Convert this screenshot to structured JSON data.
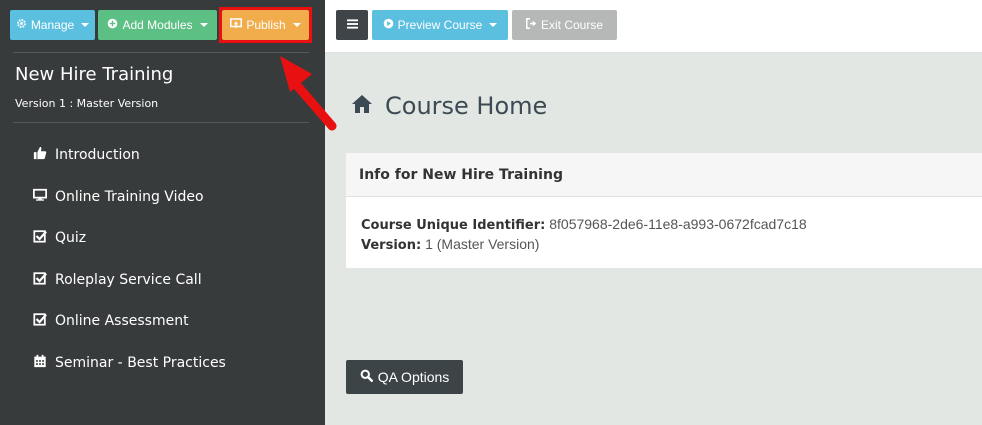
{
  "toolbar": {
    "manage_label": "Manage",
    "add_modules_label": "Add Modules",
    "publish_label": "Publish",
    "preview_label": "Preview Course",
    "exit_label": "Exit Course"
  },
  "sidebar": {
    "course_title": "New Hire Training",
    "version_label": "Version 1 : Master Version",
    "items": [
      {
        "label": "Introduction",
        "icon": "thumbs-up-icon"
      },
      {
        "label": "Online Training Video",
        "icon": "monitor-icon"
      },
      {
        "label": "Quiz",
        "icon": "checkbox-icon"
      },
      {
        "label": "Roleplay Service Call",
        "icon": "checkbox-icon"
      },
      {
        "label": "Online Assessment",
        "icon": "checkbox-icon"
      },
      {
        "label": "Seminar - Best Practices",
        "icon": "calendar-icon"
      }
    ]
  },
  "main": {
    "page_title": "Course Home",
    "card": {
      "header": "Info for New Hire Training",
      "identifier_label": "Course Unique Identifier:",
      "identifier_value": "8f057968-2de6-11e8-a993-0672fcad7c18",
      "version_label": "Version:",
      "version_value": "1 (Master Version)"
    },
    "qa_button_label": "QA Options"
  },
  "colors": {
    "manage": "#5bc0de",
    "add_modules": "#5cb85c",
    "publish": "#f0ad4e",
    "highlight": "#e81010",
    "sidebar_bg": "#383b3c",
    "main_bg": "#e3e7e3"
  }
}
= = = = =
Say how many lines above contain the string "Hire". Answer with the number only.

* [Solution for this exercise]
2